So many challenges
As a nurse with a wide variety of experience in multiple specialty facilities from Floor nursing in Florida to Nurse Management in Nevada I can state definitively that the challenges we face exist in Both the patient population we treat as well as amongst the maze of oversight providing conflicting information and directives. Our understanding of the coronavirus is fluid and ever evolving. Our response too has been inconsistent and created much confusion amongst health care workers and patients alike. To compound the situation large corporations that run the healthcare facility often seem to be placing profit above the safety of employees that are in the front lines. Constant exposure to the probability of infection, layoffs, closing of many primary care provider offices, and concern for family members are overwhelming our healthcare workers. Add to that the collapse of portions of economy, shuttering of business, religious meeting places, and self care businesses such as gyms and parks. Additionally, social networks are strained as are interpersonal relationships with co-workers, family members and domestic partners. Our challenges are myriad, and our solutions lie in the resilience of the over worked, under supported, and heroic medical staff.
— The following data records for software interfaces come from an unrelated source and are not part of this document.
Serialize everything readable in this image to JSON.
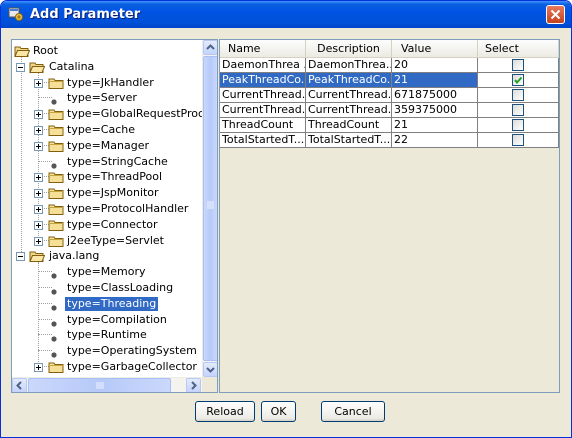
{
  "window": {
    "title": "Add Parameter"
  },
  "tree": {
    "nodes": [
      {
        "label": "Root"
      },
      {
        "label": "Catalina"
      },
      {
        "label": "type=JkHandler"
      },
      {
        "label": "type=Server"
      },
      {
        "label": "type=GlobalRequestProce"
      },
      {
        "label": "type=Cache"
      },
      {
        "label": "type=Manager"
      },
      {
        "label": "type=StringCache"
      },
      {
        "label": "type=ThreadPool"
      },
      {
        "label": "type=JspMonitor"
      },
      {
        "label": "type=ProtocolHandler"
      },
      {
        "label": "type=Connector"
      },
      {
        "label": "j2eeType=Servlet"
      },
      {
        "label": "java.lang"
      },
      {
        "label": "type=Memory"
      },
      {
        "label": "type=ClassLoading"
      },
      {
        "label": "type=Threading"
      },
      {
        "label": "type=Compilation"
      },
      {
        "label": "type=Runtime"
      },
      {
        "label": "type=OperatingSystem"
      },
      {
        "label": "type=GarbageCollector"
      }
    ]
  },
  "table": {
    "columns": [
      "Name",
      "Description",
      "Value",
      "Select"
    ],
    "rows": [
      {
        "name": "DaemonThrea ...",
        "description": "DaemonThrea...",
        "value": "20",
        "selected": false
      },
      {
        "name": "PeakThreadCo...",
        "description": "PeakThreadCo...",
        "value": "21",
        "selected": true
      },
      {
        "name": "CurrentThread...",
        "description": "CurrentThread...",
        "value": "671875000",
        "selected": false
      },
      {
        "name": "CurrentThread...",
        "description": "CurrentThread...",
        "value": "359375000",
        "selected": false
      },
      {
        "name": "ThreadCount",
        "description": "ThreadCount",
        "value": "21",
        "selected": false
      },
      {
        "name": "TotalStartedT...",
        "description": "TotalStartedT...",
        "value": "22",
        "selected": false
      }
    ]
  },
  "buttons": {
    "reload": "Reload",
    "ok": "OK",
    "cancel": "Cancel"
  },
  "colors": {
    "selection": "#316ac5",
    "titlebar": "#0054e3",
    "close": "#d9532c"
  }
}
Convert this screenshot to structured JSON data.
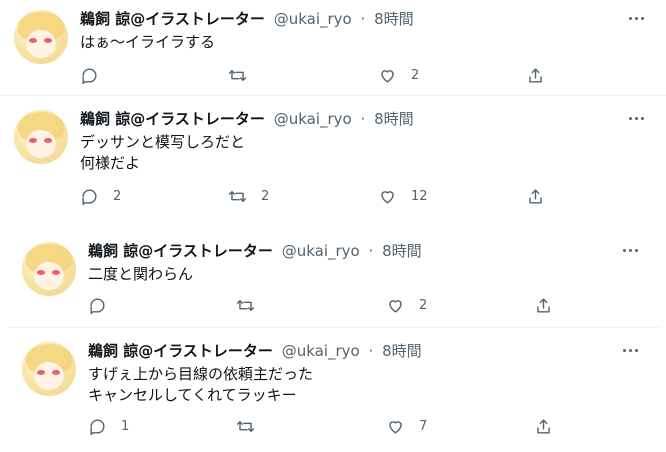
{
  "tweets": [
    {
      "name": "鵜飼 諒@イラストレーター",
      "handle": "@ukai_ryo",
      "time": "8時間",
      "text": "はぁ〜イライラする",
      "reply_count": "",
      "retweet_count": "",
      "like_count": "2"
    },
    {
      "name": "鵜飼 諒@イラストレーター",
      "handle": "@ukai_ryo",
      "time": "8時間",
      "text": "デッサンと模写しろだと\n何様だよ",
      "reply_count": "2",
      "retweet_count": "2",
      "like_count": "12"
    },
    {
      "name": "鵜飼 諒@イラストレーター",
      "handle": "@ukai_ryo",
      "time": "8時間",
      "text": "二度と関わらん",
      "reply_count": "",
      "retweet_count": "",
      "like_count": "2"
    },
    {
      "name": "鵜飼 諒@イラストレーター",
      "handle": "@ukai_ryo",
      "time": "8時間",
      "text": "すげぇ上から目線の依頼主だった\nキャンセルしてくれてラッキー",
      "reply_count": "1",
      "retweet_count": "",
      "like_count": "7"
    }
  ],
  "icons": [
    "more-icon",
    "reply-icon",
    "retweet-icon",
    "like-icon",
    "share-icon"
  ],
  "colors": {
    "text": "#0f1419",
    "secondary": "#536471",
    "divider": "#eff3f4"
  }
}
That’s a really good question calling for the humility to recognize that I am not in charge but the courage to reflect on what could be done better. First of all, an effective leader is never above the team they lead. It is incumbent upon the persons in charge to realize that they are but a tiny part of the machinery of healthcare. And that the role they serve is to recognize, promote, and encourage the strengths and talents of all. As a nurse I have held the hands of the newborn as they took their first breath and and the hands of the dying. I may not be an expert at everything but I’m ok with that. However, I truly get to know my coworkers to the extent possible. I make it a priority to connect on whatever level I can, learning that Jane the CNA Has an autistic child at home and may sometimes be late. But she gives her all at work, so I endeavor to adjust her schedule to accommodate her home life rather than penalize her for tardiness. My Administrator may be going through a tough divorce so I try to be understanding if she seems a bit short tempered at times. Another co worker has diabetes and was supposed to give ice water to all the residents but only put ice in the containers. So rather than berate her as some of the nurses were, I told her to check her sugar, have a snack and I jumped in to help. My point is that Every health care worker has a role and a skill set that’s valuable, and as such, should be a part of the conversation effecting the changes we must implement. Upper management seems so distant and disconnected from the staff in many cases, pressured by superiors to produce results that can be measured in metrics. With this in mind, I would stop at nothing to protect my team by obtaining proper PPE to the extent possible. I would pull no punches and inform my staff that the situation is wartime. That means it’s grim, it’s going to be painful and traumatic and we will take a moment to breathe and then keep going. We will have time to process the horror when it’s over and that it’s ok to not be ok. I would let them know that it’s possible that the majority of us may become infected. Some of us will die. But that’s war. Sacrifices are made, and as I work side by side with you, I’m prepared to be right there at the front lines putting it all on the line with you. I will ensure that you get to go to the restroom, You get a break, you get hydration and nourishment, you have mental health counselors and social workers available, and clergy to support you if needed. I would not expect my team to perform miracles nor ask them to do anything that I am not willing to do. I won’t be asleep in my bed, rolling in at 8 a.m. hiding in an office issuing unrealistic demands of fellow staff. I would laugh inappropriately, cry with you, and fight to my dying breath to get you the equipment, supplies, gear, support services and hazard pay that you deserve. When it’s all over, I would advocate for pay increases at all levels, free mental health services for life, student loan forgiveness, and grants for continued education. Because if I was in charge, my staff would always be my priority. But hey, that’s above my pay grade.
If you were in charge--what would you do differently?
If I were in charge nurse leadership would be driving my organizations response and decision. There would be twice daily communication across the hospital from nurse leadership with what we are doing today, where we atnd, what we know and don't know and most importantly what are your challenges today and what do you need from us. All the furloughed non essential hospital workers would be restocking supplies and reaching out to family members who can no longer visit their hospitalized loved ones, collecting donated supplies. if we are truly in this together it should be all hands on deck. Also for our non affected yet hospitals organize to support hot spots, send help.